Items from an interface collection:
--- START ---

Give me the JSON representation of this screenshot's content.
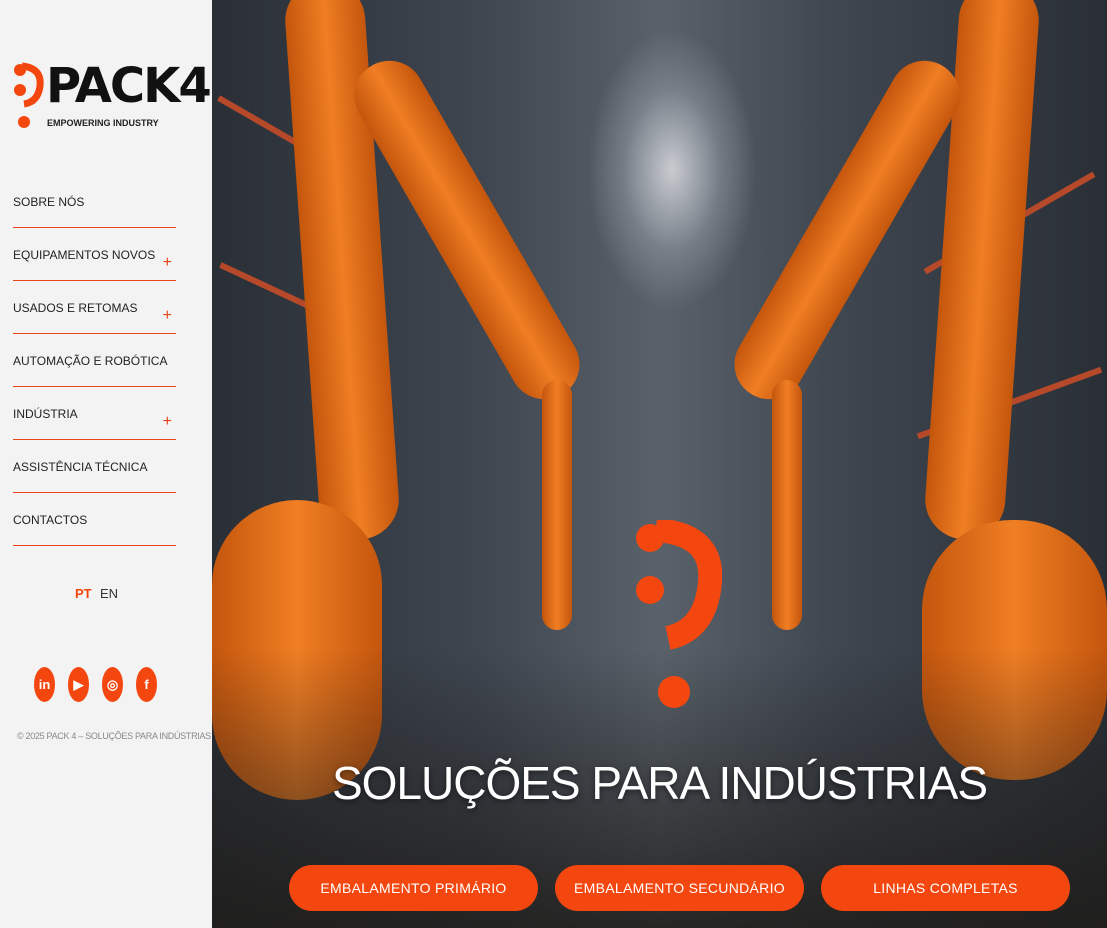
{
  "brand": {
    "name": "PACK4",
    "tagline": "EMPOWERING INDUSTRY",
    "accent": "#f4470f"
  },
  "nav": [
    {
      "label": "SOBRE NÓS",
      "expandable": false
    },
    {
      "label": "EQUIPAMENTOS NOVOS",
      "expandable": true
    },
    {
      "label": "USADOS E RETOMAS",
      "expandable": true
    },
    {
      "label": "AUTOMAÇÃO E ROBÓTICA",
      "expandable": false
    },
    {
      "label": "INDÚSTRIA",
      "expandable": true
    },
    {
      "label": "ASSISTÊNCIA TÉCNICA",
      "expandable": false
    },
    {
      "label": "CONTACTOS",
      "expandable": false
    }
  ],
  "expand_symbol": "+",
  "languages": {
    "active": "PT",
    "other": "EN"
  },
  "social": [
    {
      "icon": "linkedin-icon",
      "glyph": "in"
    },
    {
      "icon": "youtube-icon",
      "glyph": "▶"
    },
    {
      "icon": "instagram-icon",
      "glyph": "◎"
    },
    {
      "icon": "facebook-icon",
      "glyph": "f"
    }
  ],
  "copyright": "© 2025 PACK 4 – SOLUÇÕES PARA INDÚSTRIAS",
  "hero": {
    "title": "SOLUÇÕES PARA INDÚSTRIAS",
    "buttons": [
      "EMBALAMENTO PRIMÁRIO",
      "EMBALAMENTO SECUNDÁRIO",
      "LINHAS COMPLETAS"
    ]
  }
}
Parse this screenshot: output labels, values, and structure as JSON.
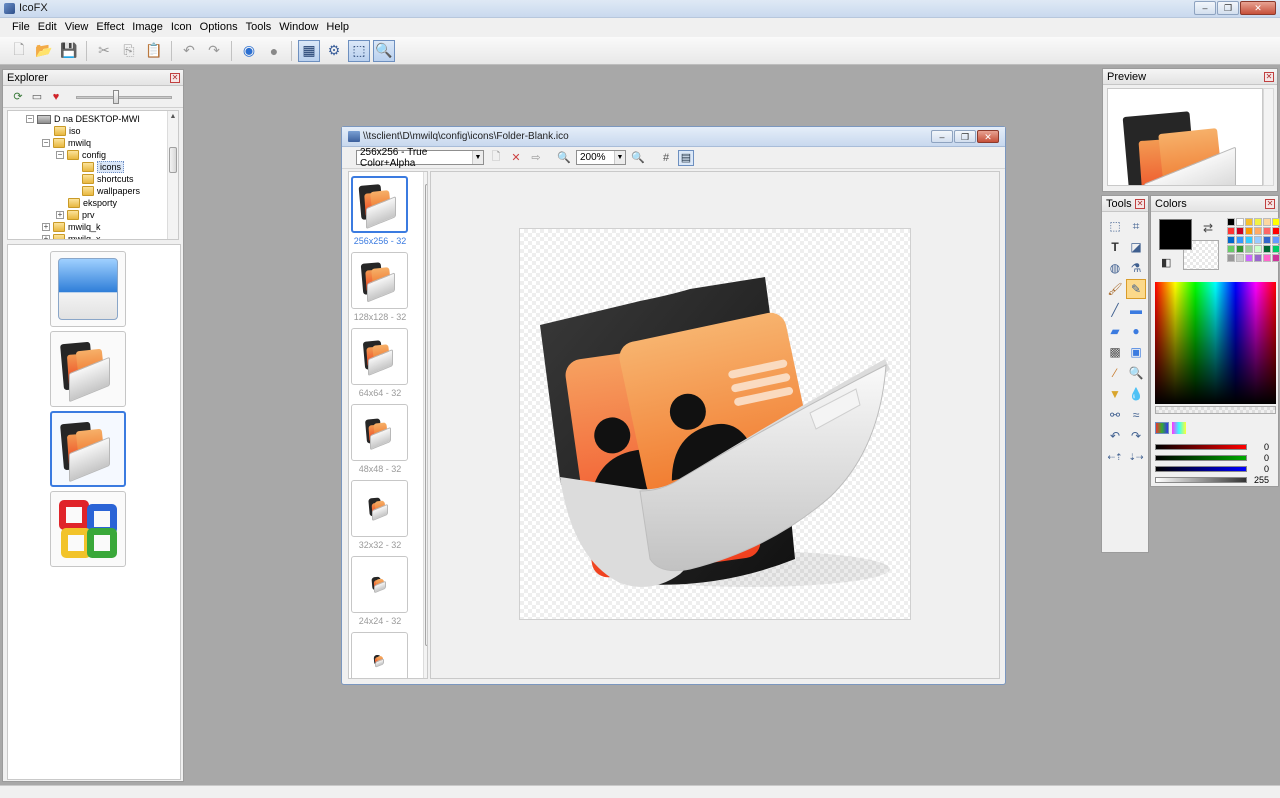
{
  "app": {
    "title": "IcoFX"
  },
  "menu": [
    "File",
    "Edit",
    "View",
    "Effect",
    "Image",
    "Icon",
    "Options",
    "Tools",
    "Window",
    "Help"
  ],
  "toolbar": {
    "icons": [
      "new-icon",
      "open-icon",
      "save-icon",
      "cut-icon",
      "copy-icon",
      "paste-icon",
      "undo-icon",
      "redo-icon",
      "windows-icon",
      "apple-icon",
      "view-icon",
      "batch-icon",
      "capture-icon",
      "zoom-icon"
    ]
  },
  "explorer": {
    "title": "Explorer",
    "tree": [
      {
        "label": "D na DESKTOP-MWI",
        "kind": "drive",
        "expanded": true
      },
      {
        "label": "iso",
        "kind": "folder"
      },
      {
        "label": "mwilq",
        "kind": "folder",
        "expanded": true
      },
      {
        "label": "config",
        "kind": "folder",
        "expanded": true
      },
      {
        "label": "icons",
        "kind": "folder",
        "selected": true
      },
      {
        "label": "shortcuts",
        "kind": "folder"
      },
      {
        "label": "wallpapers",
        "kind": "folder"
      },
      {
        "label": "eksporty",
        "kind": "folder"
      },
      {
        "label": "prv",
        "kind": "folder",
        "collapsed": true
      },
      {
        "label": "mwilq_k",
        "kind": "folder",
        "collapsed": true
      },
      {
        "label": "mwilq_x",
        "kind": "folder",
        "collapsed": true
      }
    ],
    "thumbnails": [
      "windows-explorer-icon",
      "contacts-folder-icon",
      "contacts-folder-icon",
      "office-icon"
    ],
    "selected_thumbnail": 2
  },
  "document": {
    "title": "\\\\tsclient\\D\\mwilq\\config\\icons\\Folder-Blank.ico",
    "format_select": "256x256 - True Color+Alpha",
    "zoom": "200%",
    "formats": [
      {
        "caption": "256x256 - 32",
        "selected": true
      },
      {
        "caption": "128x128 - 32"
      },
      {
        "caption": "64x64 - 32"
      },
      {
        "caption": "48x48 - 32"
      },
      {
        "caption": "32x32 - 32"
      },
      {
        "caption": "24x24 - 32"
      },
      {
        "caption": ""
      }
    ]
  },
  "preview": {
    "title": "Preview"
  },
  "tools": {
    "title": "Tools"
  },
  "colors": {
    "title": "Colors",
    "primary": "#000000",
    "red": "0",
    "green": "0",
    "blue": "0",
    "alpha": "255"
  }
}
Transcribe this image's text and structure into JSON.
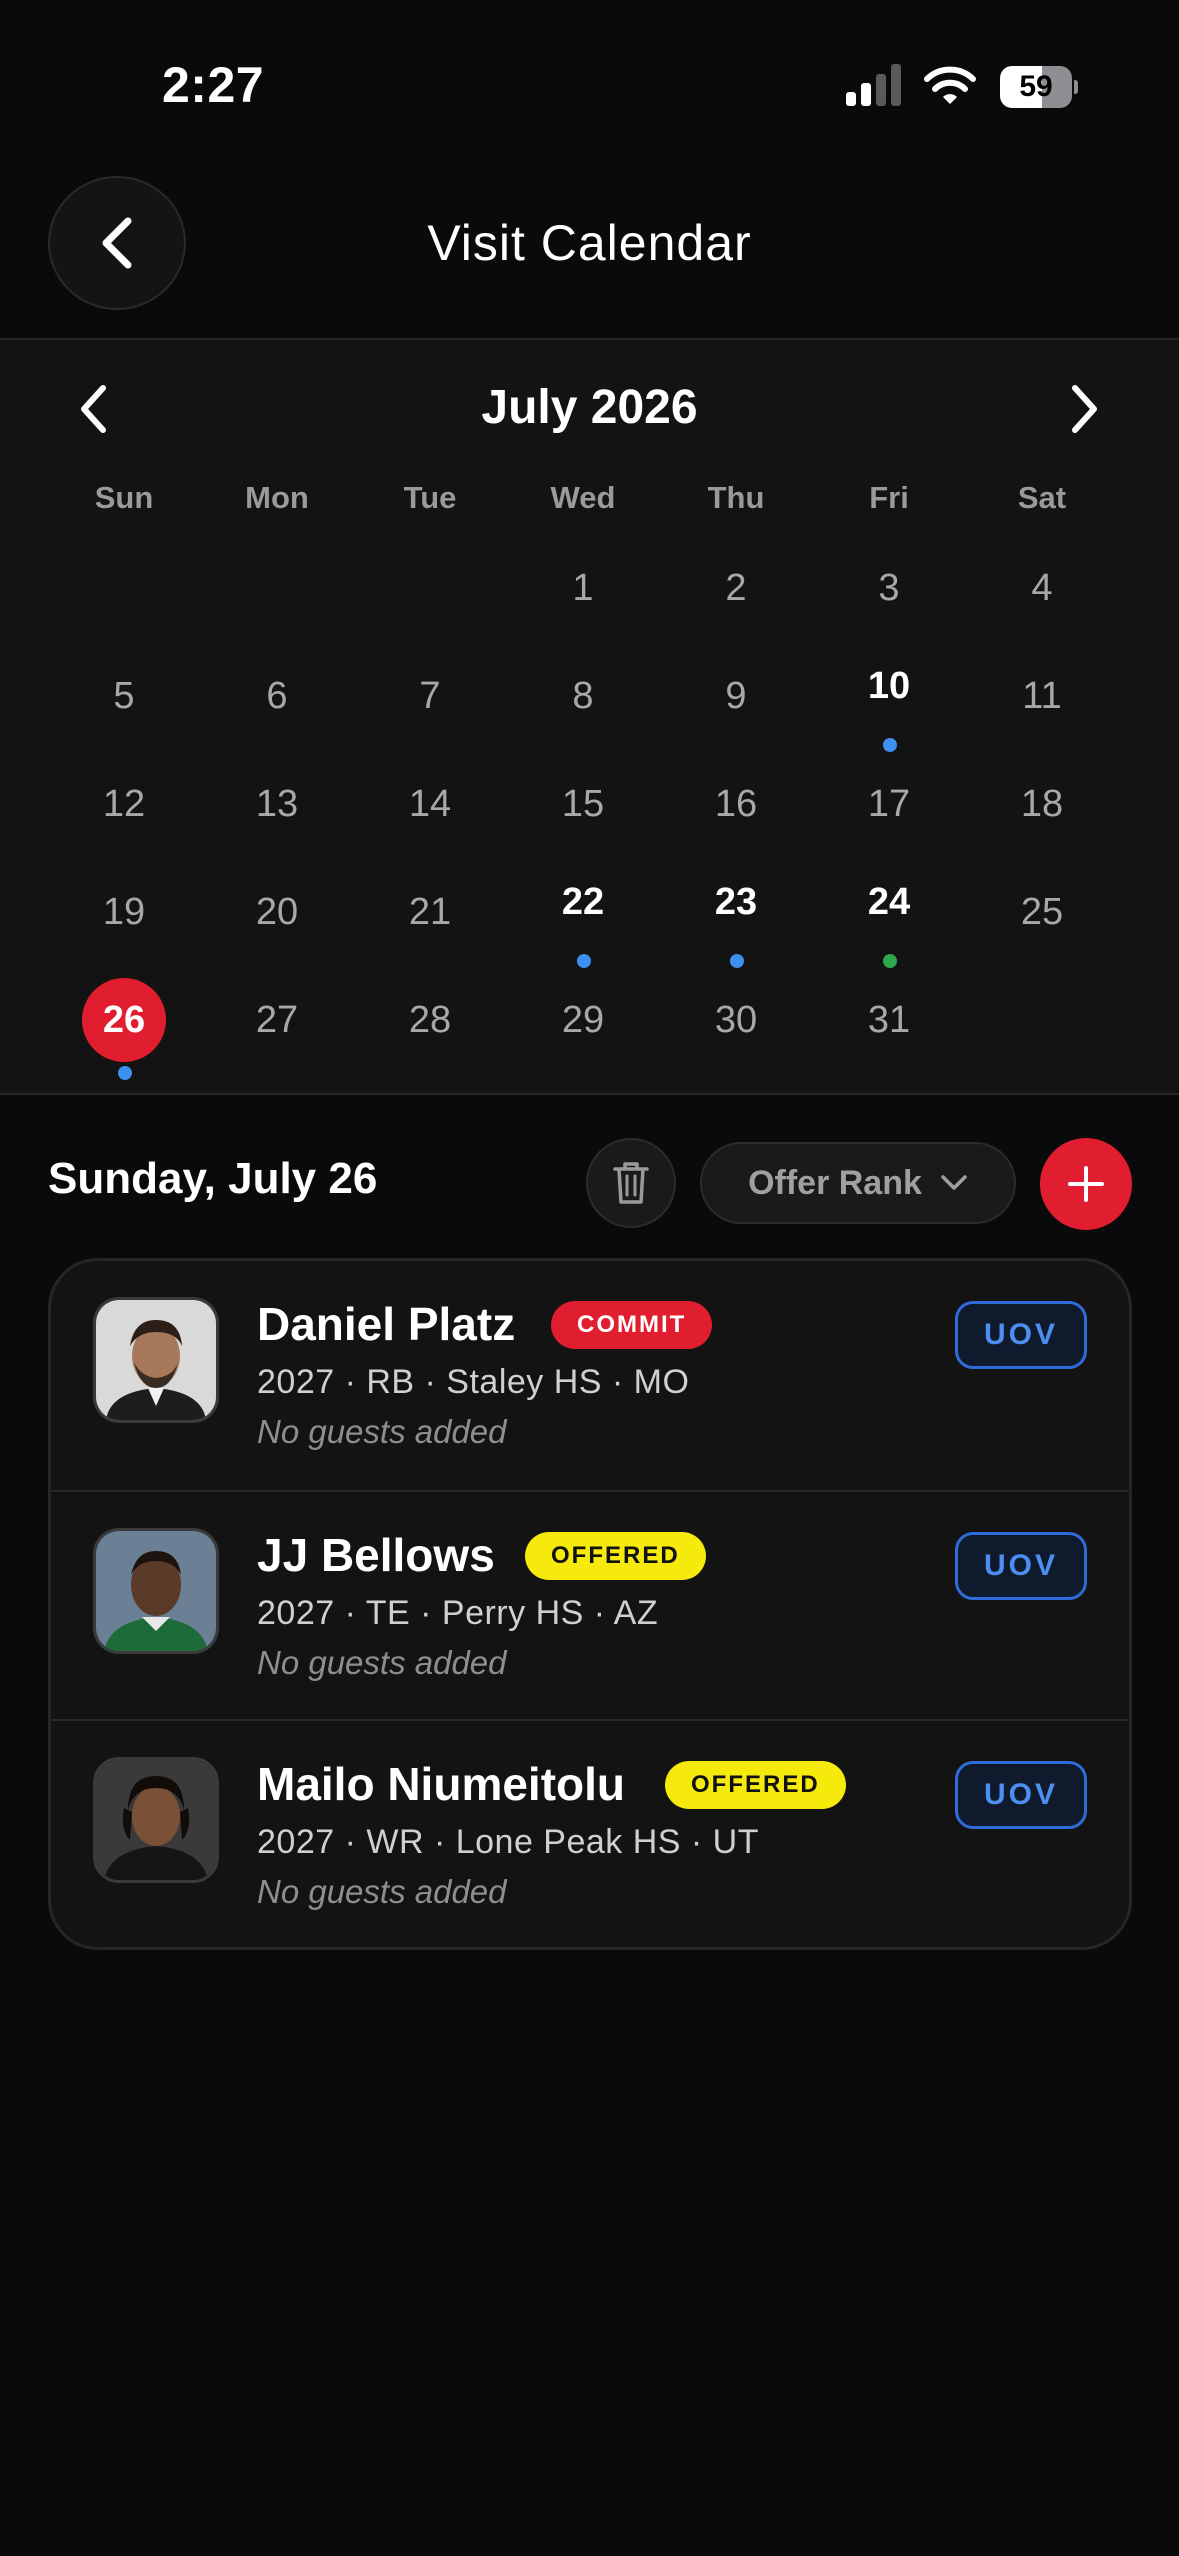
{
  "status_bar": {
    "time": "2:27",
    "battery": "59",
    "battery_level": 0.59
  },
  "header": {
    "title": "Visit Calendar",
    "back_icon": "chevron-left-icon"
  },
  "calendar": {
    "month_label": "July 2026",
    "weekdays": [
      "Sun",
      "Mon",
      "Tue",
      "Wed",
      "Thu",
      "Fri",
      "Sat"
    ],
    "first_weekday_index": 3,
    "days_in_month": 31,
    "selected_day": 26,
    "marked_days": [
      {
        "day": 10,
        "dot_color": "#3d8ff0"
      },
      {
        "day": 22,
        "dot_color": "#3d8ff0"
      },
      {
        "day": 23,
        "dot_color": "#3d8ff0"
      },
      {
        "day": 24,
        "dot_color": "#2ea84f"
      },
      {
        "day": 26,
        "dot_color": "#3d8ff0"
      }
    ]
  },
  "toolbar": {
    "date_heading": "Sunday, July 26",
    "sort_label": "Offer Rank"
  },
  "visits": [
    {
      "name": "Daniel Platz",
      "status": "COMMIT",
      "meta": "2027 · RB · Staley HS · MO",
      "guests": "No guests added",
      "tag": "UOV"
    },
    {
      "name": "JJ Bellows",
      "status": "OFFERED",
      "meta": "2027 · TE · Perry HS · AZ",
      "guests": "No guests added",
      "tag": "UOV"
    },
    {
      "name": "Mailo Niumeitolu",
      "status": "OFFERED",
      "meta": "2027 · WR · Lone Peak HS · UT",
      "guests": "No guests added",
      "tag": "UOV"
    }
  ],
  "colors": {
    "accent_red": "#e01e2f",
    "offered_yellow": "#f5ea0c",
    "uov_blue": "#4c8ff0"
  }
}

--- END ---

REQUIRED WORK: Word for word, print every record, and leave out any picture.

EXERCISE RESULT:
Give me the JSON representation of this screenshot's content.
{
  "brand": {
    "name": "PACK4",
    "tagline": "EMPOWERING INDUSTRY",
    "accent": "#f4470f"
  },
  "nav": [
    {
      "label": "SOBRE NÓS",
      "expandable": false
    },
    {
      "label": "EQUIPAMENTOS NOVOS",
      "expandable": true
    },
    {
      "label": "USADOS E RETOMAS",
      "expandable": true
    },
    {
      "label": "AUTOMAÇÃO E ROBÓTICA",
      "expandable": false
    },
    {
      "label": "INDÚSTRIA",
      "expandable": true
    },
    {
      "label": "ASSISTÊNCIA TÉCNICA",
      "expandable": false
    },
    {
      "label": "CONTACTOS",
      "expandable": false
    }
  ],
  "expand_symbol": "+",
  "languages": {
    "active": "PT",
    "other": "EN"
  },
  "social": [
    {
      "icon": "linkedin-icon",
      "glyph": "in"
    },
    {
      "icon": "youtube-icon",
      "glyph": "▶"
    },
    {
      "icon": "instagram-icon",
      "glyph": "◎"
    },
    {
      "icon": "facebook-icon",
      "glyph": "f"
    }
  ],
  "copyright": "© 2025 PACK 4 – SOLUÇÕES PARA INDÚSTRIAS",
  "hero": {
    "title": "SOLUÇÕES PARA INDÚSTRIAS",
    "buttons": [
      "EMBALAMENTO PRIMÁRIO",
      "EMBALAMENTO SECUNDÁRIO",
      "LINHAS COMPLETAS"
    ]
  }
}
Parse this screenshot: output labels, values, and structure as JSON.
{
  "app": {
    "title": "IcoFX"
  },
  "menu": [
    "File",
    "Edit",
    "View",
    "Effect",
    "Image",
    "Icon",
    "Options",
    "Tools",
    "Window",
    "Help"
  ],
  "toolbar": {
    "icons": [
      "new-icon",
      "open-icon",
      "save-icon",
      "cut-icon",
      "copy-icon",
      "paste-icon",
      "undo-icon",
      "redo-icon",
      "windows-icon",
      "apple-icon",
      "view-icon",
      "batch-icon",
      "capture-icon",
      "zoom-icon"
    ]
  },
  "explorer": {
    "title": "Explorer",
    "tree": [
      {
        "label": "D na DESKTOP-MWI",
        "kind": "drive",
        "expanded": true
      },
      {
        "label": "iso",
        "kind": "folder"
      },
      {
        "label": "mwilq",
        "kind": "folder",
        "expanded": true
      },
      {
        "label": "config",
        "kind": "folder",
        "expanded": true
      },
      {
        "label": "icons",
        "kind": "folder",
        "selected": true
      },
      {
        "label": "shortcuts",
        "kind": "folder"
      },
      {
        "label": "wallpapers",
        "kind": "folder"
      },
      {
        "label": "eksporty",
        "kind": "folder"
      },
      {
        "label": "prv",
        "kind": "folder",
        "collapsed": true
      },
      {
        "label": "mwilq_k",
        "kind": "folder",
        "collapsed": true
      },
      {
        "label": "mwilq_x",
        "kind": "folder",
        "collapsed": true
      }
    ],
    "thumbnails": [
      "windows-explorer-icon",
      "contacts-folder-icon",
      "contacts-folder-icon",
      "office-icon"
    ],
    "selected_thumbnail": 2
  },
  "document": {
    "title": "\\\\tsclient\\D\\mwilq\\config\\icons\\Folder-Blank.ico",
    "format_select": "256x256 - True Color+Alpha",
    "zoom": "200%",
    "formats": [
      {
        "caption": "256x256 - 32",
        "selected": true
      },
      {
        "caption": "128x128 - 32"
      },
      {
        "caption": "64x64 - 32"
      },
      {
        "caption": "48x48 - 32"
      },
      {
        "caption": "32x32 - 32"
      },
      {
        "caption": "24x24 - 32"
      },
      {
        "caption": ""
      }
    ]
  },
  "preview": {
    "title": "Preview"
  },
  "tools": {
    "title": "Tools"
  },
  "colors": {
    "title": "Colors",
    "primary": "#000000",
    "red": "0",
    "green": "0",
    "blue": "0",
    "alpha": "255"
  }
}
Transcribe this image's text and structure into JSON.
{
  "status_bar": {
    "time": "2:27",
    "battery": "59",
    "battery_level": 0.59
  },
  "header": {
    "title": "Visit Calendar",
    "back_icon": "chevron-left-icon"
  },
  "calendar": {
    "month_label": "July 2026",
    "weekdays": [
      "Sun",
      "Mon",
      "Tue",
      "Wed",
      "Thu",
      "Fri",
      "Sat"
    ],
    "first_weekday_index": 3,
    "days_in_month": 31,
    "selected_day": 26,
    "marked_days": [
      {
        "day": 10,
        "dot_color": "#3d8ff0"
      },
      {
        "day": 22,
        "dot_color": "#3d8ff0"
      },
      {
        "day": 23,
        "dot_color": "#3d8ff0"
      },
      {
        "day": 24,
        "dot_color": "#2ea84f"
      },
      {
        "day": 26,
        "dot_color": "#3d8ff0"
      }
    ]
  },
  "toolbar": {
    "date_heading": "Sunday, July 26",
    "sort_label": "Offer Rank"
  },
  "visits": [
    {
      "name": "Daniel Platz",
      "status": "COMMIT",
      "meta": "2027 · RB · Staley HS · MO",
      "guests": "No guests added",
      "tag": "UOV"
    },
    {
      "name": "JJ Bellows",
      "status": "OFFERED",
      "meta": "2027 · TE · Perry HS · AZ",
      "guests": "No guests added",
      "tag": "UOV"
    },
    {
      "name": "Mailo Niumeitolu",
      "status": "OFFERED",
      "meta": "2027 · WR · Lone Peak HS · UT",
      "guests": "No guests added",
      "tag": "UOV"
    }
  ],
  "colors": {
    "accent_red": "#e01e2f",
    "offered_yellow": "#f5ea0c",
    "uov_blue": "#4c8ff0"
  }
}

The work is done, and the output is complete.